* Aim of the exercise *
Copy out each line of the listing below that contains the word "Work".

* Data provided *
::::::::

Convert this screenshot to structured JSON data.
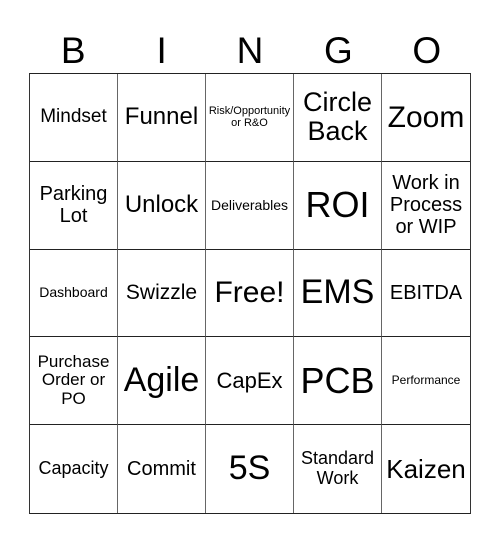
{
  "header": {
    "letters": [
      "B",
      "I",
      "N",
      "G",
      "O"
    ]
  },
  "board": {
    "rows": [
      [
        {
          "text": "Mindset",
          "size": "s19"
        },
        {
          "text": "Funnel",
          "size": "s24"
        },
        {
          "text": "Risk/Opportunity or R&O",
          "size": "s11"
        },
        {
          "text": "Circle Back",
          "size": "s27"
        },
        {
          "text": "Zoom",
          "size": "s30"
        }
      ],
      [
        {
          "text": "Parking Lot",
          "size": "s20"
        },
        {
          "text": "Unlock",
          "size": "s24"
        },
        {
          "text": "Deliverables",
          "size": "s14"
        },
        {
          "text": "ROI",
          "size": "s36"
        },
        {
          "text": "Work in Process or WIP",
          "size": "s20"
        }
      ],
      [
        {
          "text": "Dashboard",
          "size": "s14"
        },
        {
          "text": "Swizzle",
          "size": "s21"
        },
        {
          "text": "Free!",
          "size": "s30"
        },
        {
          "text": "EMS",
          "size": "s34"
        },
        {
          "text": "EBITDA",
          "size": "s20"
        }
      ],
      [
        {
          "text": "Purchase Order or PO",
          "size": "s17"
        },
        {
          "text": "Agile",
          "size": "s34"
        },
        {
          "text": "CapEx",
          "size": "s22"
        },
        {
          "text": "PCB",
          "size": "s36"
        },
        {
          "text": "Performance",
          "size": "s12"
        }
      ],
      [
        {
          "text": "Capacity",
          "size": "s18"
        },
        {
          "text": "Commit",
          "size": "s20"
        },
        {
          "text": "5S",
          "size": "s34"
        },
        {
          "text": "Standard Work",
          "size": "s18"
        },
        {
          "text": "Kaizen",
          "size": "s26"
        }
      ]
    ]
  },
  "colors": {
    "text": "#000000",
    "background": "#ffffff",
    "grid_line": "#222222"
  }
}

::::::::

* Exercise response *
          "text": "Work in Process or WIP",
          "text": "Standard Work",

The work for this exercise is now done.